The depth of field is simply how large the focused area in a photo actually is. Let’s see how this technique can be used to help create emphasis in your photos.
Everyone has seen photographs in which everything in the picture is crystal clear, from the foreground flower to the distant mountains. You’ve also seen pictures where only the main subject is sharply rendered, and everything else is blurry.
These are two examples of the effect which the depth of field can have. The image where the main subject is sharply rendered but the foreground and the background are blurry in varying degrees are examples of a shallow depth of field.
In more accurate technical terms, depth of field can be defined as being the range of object distance within which objects are imaged acceptable sharpness. Thankfully, particularly if you are using a compact digital camera, you don’t need to know about the complexities behind the depth of field calculations, just how to maximize it to your advantage.For Simplicity, here are the key practical points about depth of field:
1 – A wide aperture gives you a shallow depth of field
2 – A small aperture gives deep depth of field
3 – A telephoto lens, or long zoom, at the zoomed setting appears to give a shallow depth of field
4 – a Wide angle lens appears to give a deep depth of field
In points 3 and 4 as shown above the wording ‘appears to’ is used because the perception in the shot is usually as described, it is not always technically speaking, accurate. It depends on this subject magnification and scene perspective or viewpoint that makes a direct comparison of focal length and depth of field it difficult. However, although this may sound complex, you can now start to play with the depth of field effects in your images.
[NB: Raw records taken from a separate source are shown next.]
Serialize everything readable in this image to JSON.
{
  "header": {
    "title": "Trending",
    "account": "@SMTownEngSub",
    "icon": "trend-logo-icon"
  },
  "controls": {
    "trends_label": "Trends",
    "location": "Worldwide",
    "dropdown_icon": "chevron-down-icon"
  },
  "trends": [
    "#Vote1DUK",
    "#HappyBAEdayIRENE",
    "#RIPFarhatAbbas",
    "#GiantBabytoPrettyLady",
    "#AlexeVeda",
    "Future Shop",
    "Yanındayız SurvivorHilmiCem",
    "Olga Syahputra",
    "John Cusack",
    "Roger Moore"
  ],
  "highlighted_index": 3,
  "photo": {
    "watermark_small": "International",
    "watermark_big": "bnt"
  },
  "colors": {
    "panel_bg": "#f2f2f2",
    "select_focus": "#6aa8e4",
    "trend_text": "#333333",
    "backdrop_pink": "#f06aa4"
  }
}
When to Use shallow depth of field
The most common use for a shallow depth of field is in portraiture, where you want to emphasize the subject. By using either a long focal length on your lens and or a wide aperture, such as F2.8 (which will give you a larger aperture), you can get the effect of a sharp subject and blurry background.
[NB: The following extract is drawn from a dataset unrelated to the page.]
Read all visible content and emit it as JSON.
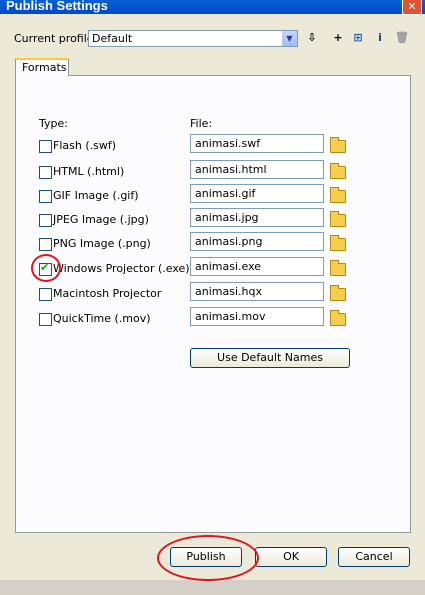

This will allow the light to reach the sensor in a different way when compared to using a smaller aperture. We will look at some comparisons in the next few sections of this post. Use this technique on any shot where you want to separate it from the background. A shortcut is to use the portrait mode on your camera if it has one.
When to use deep depth of field
This is slightly more flexible, but a good example of when to use a deep depth of field is when taking landscape photographs. Typically you will use a wide-angle zoom lens, and a small aperture of F8. This will help to ensure that the sharply rendered area in the shot stretches from near to the camera out to the far distance. A shortcut here is to use your camera as landscape mode if it has one.
Close-up and depth of field
It is worth pointing out that in close-up shooting, particularly if your camera has a good close-up or macro mode, the depth of field will be very shallow indeed; a mere millimeter or two at the most. Use a smaller aperture such as f8 to help deepen, or increase, the depth of field if you want more of the small object to be sharply focused.
Throwing the background out of focus
By selecting a suitable aperture, it is possible to throw the background out of focus by changing the depth of field. The example shown below of the same scene was taken with different f-stops to illustrate how this influences the depth of field in a visual manner.
First, the smallest aperture, f22, was used, which gave the sharpest image out them all. As we move from f22 to f16 you can see that less of the background is sharp. Even more obvious as you move to f5.6 where the trees and the grass are heavily blurred. This technique is used to draw the viewers attention to a specific area in the photo. When you compare the effect from f22 to f1.8 it is easier to see that the attention goes to the small cluster of leaves and flowers at the end of the branch.
By using a smaller aperture (f22), you will need a longer shutter speed to achieve the required exposure. This allows the light that is in the further areas of distance, the background, to reach the sensor and imprint a clearer image. Where the aperture is larger (f1.8), you will need a much shorter shutter speed to achieve the required exposure, and therefore, the light that is in the distance does not have enough time to clearly imprint the scene on the sensor, and as a result, it will be blurred.
The physics behind the effect that aperture size has on f-numbers, or f-stops, have on photos is quite complex. But, here are some simplified ways to think of them which may help make sense of this.
The first thing to remember is that a low f-stop of f2.8 gives a larger aperture, while a higher f-stop, such as f8, gives a smaller aperture. Big number = little hole, and little number = big hole, to put it simply. The bigger the hole, the more light that can pass through, and on the flip side, the smaller the hole, the less light can pass through.
You can use bigger apertures to let more light in if it is dark and you don’t want to use a flash, this can also help to get faster shutter speeds. When you start to practice working with the depth of field, you begin to see how you can adjust a combination of aperture, shutter speed, and even ISO to achieve different results.